Primary Immunodeficiency explained by Dr Claire Booth, Honorary Consultant in Paediatric Immunology
What is Primary Immunodeficiency
Primary immunodeficiencies are rare, genetic disorders where part of the immune system has not developed properly or doesn’t function normally.
What causes Primary Immunodeficiency?
Primary immunodeficiencies are caused by mutations, or mistakes, in specific genes. This can occur spontaneously but more often they are inherited. Parents may carry a defective copy of the gene and this is important to know as it helps us to understand the risk for any future children of being affected.
Are there any obvious external symptom or things to look out for?
The immune system fights infection, so if it does not work properly children become more susceptible to infections. In the case of PID, these infections can be very severe, caused by unusual bugs or be more frequent than we would expect. Although infection is the most common symptom, other symptoms include severe eczema, failure to thrive, colitis, enlarged lymph nodes, autoimmune problems and occasionally certain forms of cancer.
What are GOSH doing to tackle this illness?
At GOSH we have extensive experience of diagnosing and managing patients with PID. We treat acute problems such as active infections but also focus on preventing further infections and damage to organs such as the lungs using prophylactic antibiotics, immunoglobulin therapy if necessary and monitoring patients appropriately. Many conditions can be cured with a bone marrow transplant (sometimes called hematopoietic stem cell transplant). The bone marrow gives rise to all the cells of the immune system, so if we replace the patients’ bone marrow with bone marrow cells from a healthy donor, this allows the patient to develop a functional immune system.
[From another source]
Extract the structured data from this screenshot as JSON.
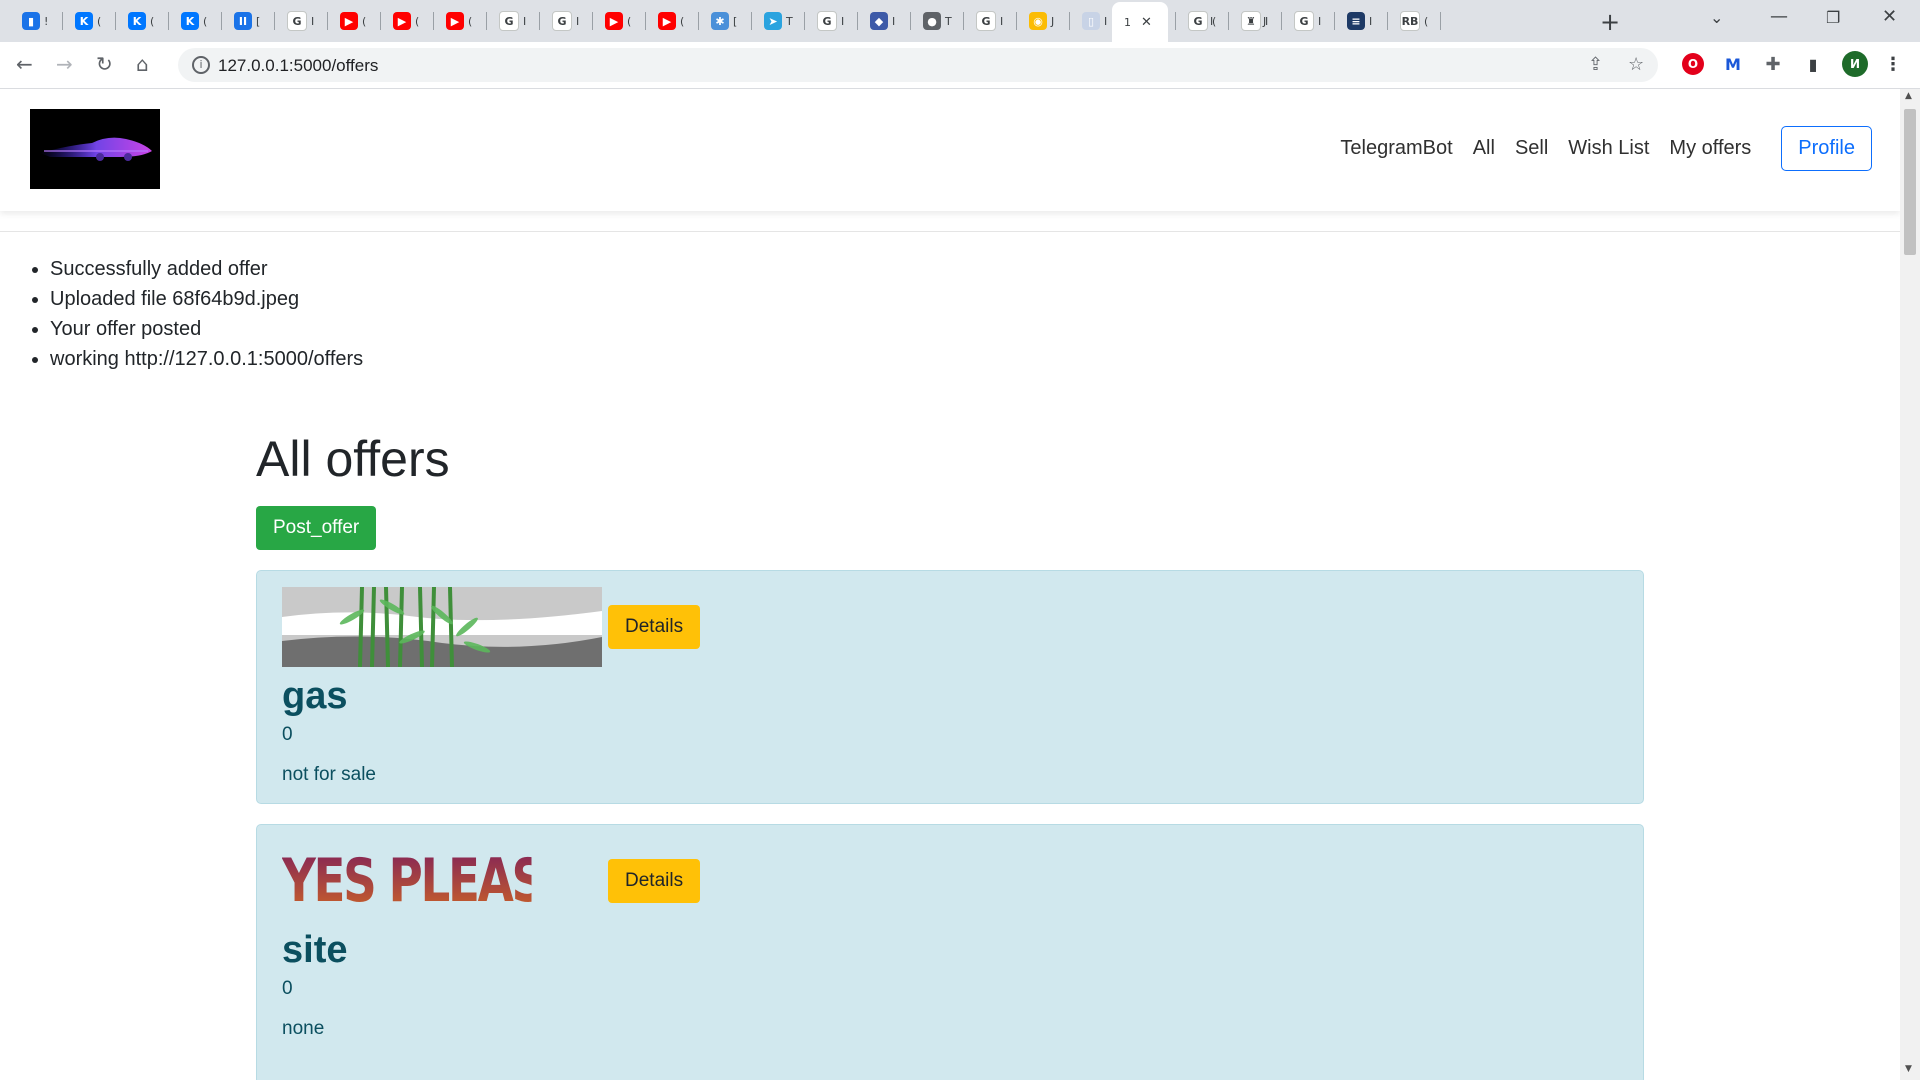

We have also developed novel treatments for a number of conditions including gene therapy and thymic transplant. In gene therapy, we take the patients own bone marrow stem cells, use a virus to add a working copy of the missing or defective gene into their cells and then return the cells to the patient. The gene corrected stem cells are then able to produce a working immune system. GOSH is one of the leading centres in the world for this type of treatment with open clinical trials for several conditions. We are also at the forefront of research in this area with new therapies for many more PIDs in development.